bits from bob....
I invite you on a brief journey into the world of the small church. You may not know such a world exists, but 85% of churches of Christ nationwide have fewer than 200 members. In fact, approximately 50% of our congregations have less than 75 in attendance at Sunday morning worship.
There are three kinds of small churches: small churches on their way to becoming large churches, small churches that were formerly larger churches, and small churches that will always be relatively small. While the second group certainly gives cause for concern, the small church is not a "problem" to be dealt with. God has a place and a purpose for the small church. Effective ministry in the small church cannot be informed by a large church model of ministry.
The Personality of the Small Church
Small churches are naturally different than large churches. Small churches are personal. As "folk societies," small churches are culture-carrying, that is, they get most of their identity from the past and carry that identity into the present. Behavior in the small church is habitual more than intentional. Unlike larger churches, small churches are pew-owned and pew-operated. Small churches resemble the "Mom and Pop" businesses of an era bygone. Small churches are seldom minister-centered, and define ministry by relationship rather than by function. Small churches ask "Who is a preacher?" rather than "What does a preacher do?" This personal, relational character results in an orientation toward nurturing over mission and purpose. Small churches are usually driven by human needs, seldom by programs.
Process in the Small Church
Process asks, "How do things get done?" David Ray gives the following illustration. A duck hunter mail ordered a fully trained retriever. When the dog arrived, the hunter found that the dog retrieved by walking across the water. Anxious to show off such an unusual dog, he picked up his friend, George, to demonstrate the dog's unique abilities. George said nothing during the repeated demonstrations until the exasperated hunter finally asked, "What do you think of my new dog?" George replied: "Can't swim, can he?" (David Ray, Small Churches Are the Right Size, xi)
Judged by the way things get done in larger churches, many small churches resemble that unorthodox retriever. They can't swim very well, but they nonetheless get the job done. No wonder one popular book's title simply affirms: "The Small Church is Different!" If small churches measure ministry by large churches, they will be disappointed and may conclude they are not very effective. But God has a different place for small churches than for large churches. Every church, regardless of size, needs to identify God's agenda for faithfulness, and employ its God-given strengths to faithfully fulfill that role.
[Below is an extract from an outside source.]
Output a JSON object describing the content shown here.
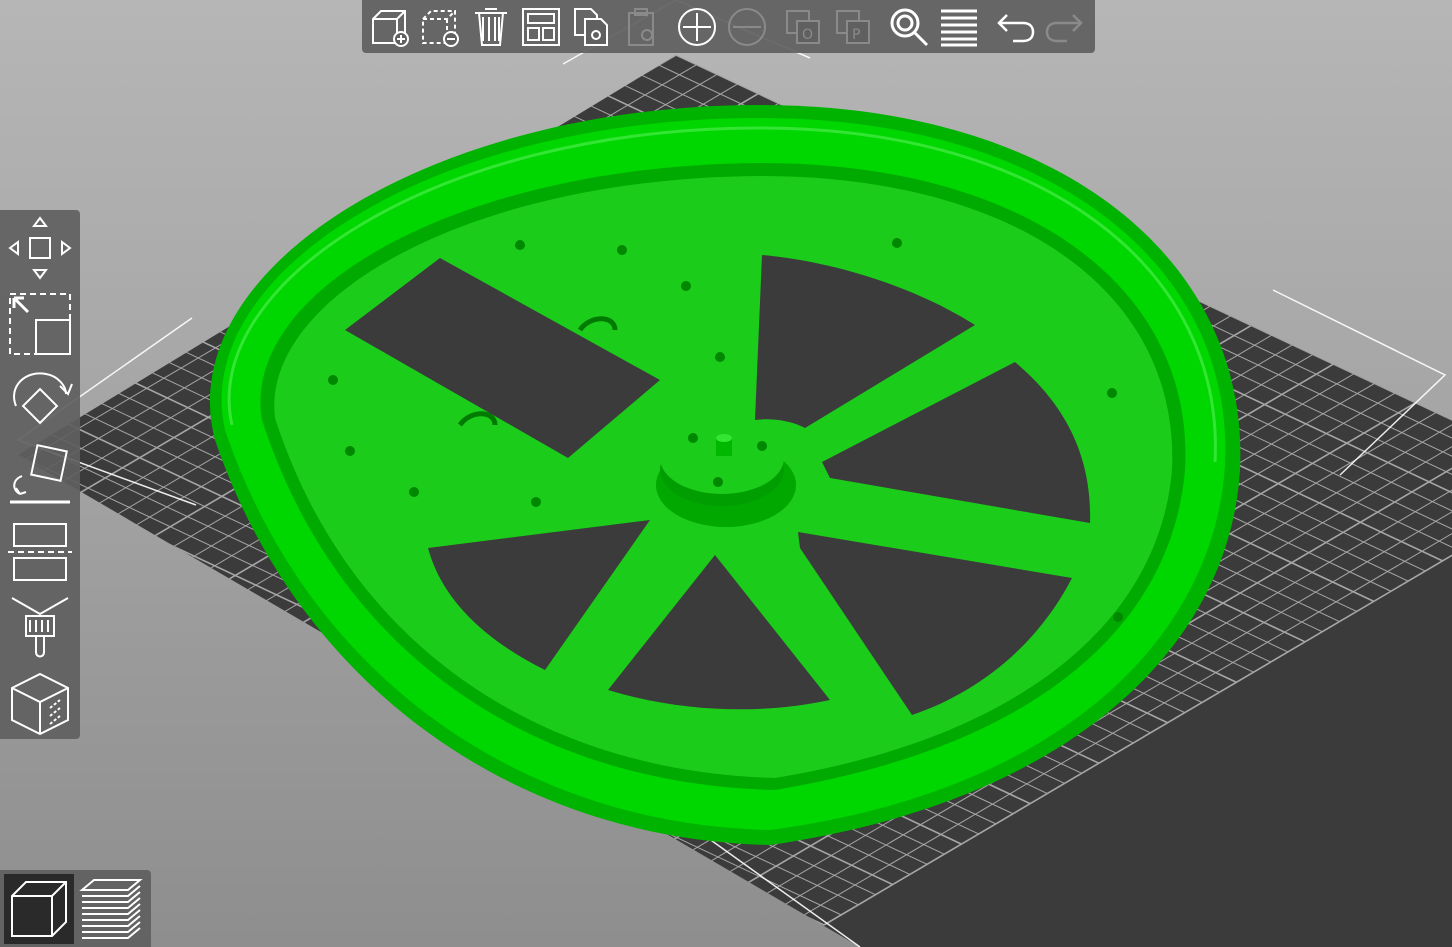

Programs in the Small Church
Preachers often enter small church ministry with a Messiah mentality, thinking they will change everything that is wrong, fix everything broken, make functional everything dysfunctional. Such preachers usually impose their own private agendas on the church. Problems inevitably arise when those agendas are inconsistent with the congregational personality or nature. Churches, like individuals, have thousands of ways to protect their personalities.
Churches seldom hire preachers to do what they need done, but rather to do what they want done. Preachers and churches must be matched by want rather than need. Marriages matched by need are ridiculous: I married her because she really needed me. Preachers who are hired by need try out every Sunday.
Unfortunately, success in ministry is often defined by how many programs the preacher can give birth to. Especially in small churches, ministers must learn 'planned parenthood.' Preachers, do not give birth to more babies than you can nurture! Be ready to stay 5-10 years to bring those efforts to effective maturity. Giving birth to programs and then leaving the church to run them is abusive. Most of such programs will die when the preacher leaves, and the church will breathe a collective sigh of relief during the six months it takes to "catch your breath" until another preacher is hired. Successful families are not determined by the number of children born. Preachers in small churches must learn the difference between ascribed worth and attained worth. Success must never be dependent upon being in the right place with the right church in the right town.
Preachers in the Small Church
There are four things the small church wants to know about the preacher.
God is faithful. The task of any church must be faithfulness to God's agenda. God has a unique, healthy place for the small churches in the kingdom. God desires faithful ministry and service.